Historian Kathryn Olmsted was a graduate student at University of California, Davis, when the Robert Arneson's Egghead Series of sculptures began being installed throughout campus. That was the first she had heard of the first-generation art faculty known for his clay works and who is often dubbed the father of the California Funk movement.
But a few months ago, she learned much more about the artist’s story than the iconic white heads that show up in so many UC Davis graduation photos.
Olmsted, who has been a history professor at UC Davis since 2001, has written an essay in a newly published catalog for New York’s George Adams Gallery exhibition of Arneson’s work. Robert Arneson/The Anti-War Works: 1982-1986 is on view at the Manhattan gallery through Oct. 26. Like many people, she had never known of his war works, which were completed at a time when he and his wife, Sandra Shannonhouse, who wrote the introduction to the catalog, became politically active in their hometown of Benicia. That’s the town where Arneson — one of the original UC Davis art faculty who taught at the university from the 1960s to the 1990s — grew up. It is also where in later life he became actively concerned about national and international proliferation of nuclear weapons.
Arneson, true to form, took his political feelings and activism to his clay, paint and paper, creating what is often painful, crushing commentary on the 1980s arms race.
Shannonhouse, who is also a UC Davis art alumna, writes in her introduction to the exhibition catalog that in 1981 her husband was commissioned by the San Francisco Arts Commission to create a portrait of assassinated San Francisco Mayor George Moscone. The sculpture he created was strongly objected to by then-Mayor Dianne Feinstein and others. (See video link below). The negative response resulted in Arneson's work receiving much publicity — he was a villain to some and a hero to others — and he earned broader recognition of his work than before, wrote Shannonhouse.
Ronald Reagan was elected president, the arms race had also exacerbated, and times were tumultuous. “It was during this fraught period that Bob was approached by a student activist suggesting that “he should address the issue of nuclear war through his art,” Shannonhouse wrote.
“I didn’t know much about him, and what he did toward the end of his life,” said Olmsted, who visited with the Arneson family at the Arneson archives in Benicia to research the essay.
“He created art about a bleak subject — nuclear war — and that really was a bold move on his part.” — Kathryn Olmsted
A history with art
This was not the first time Olmsted has written about art. In 2018, she wrote for a New York Metropolitan Museum of Art catalog on a show called Everything Is Connected: Art and Conspiracy. She also engaged in a panel discussion on that exhibition.

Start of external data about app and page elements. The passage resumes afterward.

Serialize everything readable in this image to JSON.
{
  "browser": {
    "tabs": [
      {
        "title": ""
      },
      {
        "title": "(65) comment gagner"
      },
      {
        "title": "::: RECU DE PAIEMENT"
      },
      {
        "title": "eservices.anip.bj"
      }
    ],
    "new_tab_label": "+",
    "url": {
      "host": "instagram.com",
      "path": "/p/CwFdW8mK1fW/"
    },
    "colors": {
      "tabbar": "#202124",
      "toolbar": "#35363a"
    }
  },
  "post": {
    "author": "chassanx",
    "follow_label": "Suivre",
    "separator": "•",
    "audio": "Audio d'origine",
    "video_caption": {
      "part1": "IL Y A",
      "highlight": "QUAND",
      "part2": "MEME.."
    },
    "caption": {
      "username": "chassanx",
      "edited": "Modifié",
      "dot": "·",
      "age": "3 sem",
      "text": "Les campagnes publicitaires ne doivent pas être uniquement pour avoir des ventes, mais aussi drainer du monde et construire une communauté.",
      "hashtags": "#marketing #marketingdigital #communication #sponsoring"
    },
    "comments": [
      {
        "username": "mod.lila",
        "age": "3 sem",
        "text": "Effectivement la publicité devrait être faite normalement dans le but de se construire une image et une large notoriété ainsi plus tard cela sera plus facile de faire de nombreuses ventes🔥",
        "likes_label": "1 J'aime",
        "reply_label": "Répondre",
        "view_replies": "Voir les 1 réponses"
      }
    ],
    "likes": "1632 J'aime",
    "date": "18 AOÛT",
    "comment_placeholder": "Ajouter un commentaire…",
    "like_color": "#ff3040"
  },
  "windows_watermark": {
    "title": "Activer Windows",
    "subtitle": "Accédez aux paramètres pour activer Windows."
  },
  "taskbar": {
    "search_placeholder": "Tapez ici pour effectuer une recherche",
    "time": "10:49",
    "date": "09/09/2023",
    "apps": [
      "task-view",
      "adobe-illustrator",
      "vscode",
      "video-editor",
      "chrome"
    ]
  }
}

That was very much in line with her research, as she is known in media, political and academic circles as a historian who specializes in conspiracy theories, particularly those that are anti-government. She has written numerous books and commentaries on conspiracies throughout history.
George Adams knew of the Metropolitan Museum work, and her UC Davis connections, and asked her to write the essay. David Kiehl, curator emeritus of prints at the Whitney Museum of American Art, wrote more about the exhibition in the catalog.
A ‘Nuclear War Head’ and other in-the-face art
Her essay, titled, ‘“We’re in Serious Trouble Now,’: Robert Arneson’s Anti-Nuclear Politics,” follows immediately after Shannonhouse’s introduction and is illustrated with, among other pieces, Arneson’s in-the-face acrylic painting, “Nuclear War Head #1,” which depicts a seemingly partly decomposed, disfigured, burning or burnt head lying horizontally.
About the place and time Arneson created this art, Olmsted wrote: “All around him, Robert Arneson could see his fellow Californians working to force government officials to stop the arms race. He shared their outrage and chose to express it through his art.”
All along, Arneson was suffering from the cancer that eventually killed him in 1992.
A timeline of art, pain
The illustrated timeline that accompanies Olmsted’s essay poignantly describes surgeries and hospital visits intermingled with art exhibitions and political events that fed his passion. In the 1982 section of the timeline, “Nuclear Freeze referendum passes as a ballot measure in California” is in the same section with, noted on Dec. 26, “Arneson undergoes surgery to treat further complications from cancer.”
On the same day Ronald Reagan was re-elected president in 1984, Arneson underwent “surgery to rebuild bladder.”
Olmsted concludes her essay discussing some of the concessions Reagan, and then-Soviet leader Mikhail Gorbachev, made about the dangers of nuclear weapons:
“Robert Arneson and other anti-nuclear activists and artists would continue to pressure Reagan and his successors to live up to the promises they made in response to the peace movement of the 1980s. In recent years, though, President Donald Trump and Russian President Vladimir Putin have both repudiated the INF Treaty that Reagan and Gorbachev signed."
“Perhaps it is time to recommit to the principles that Arneson fought for in his art.” — Olmsted in her essay
SF MOMA video: Robert Arneson's Controversial Portrait of Mayor Moscone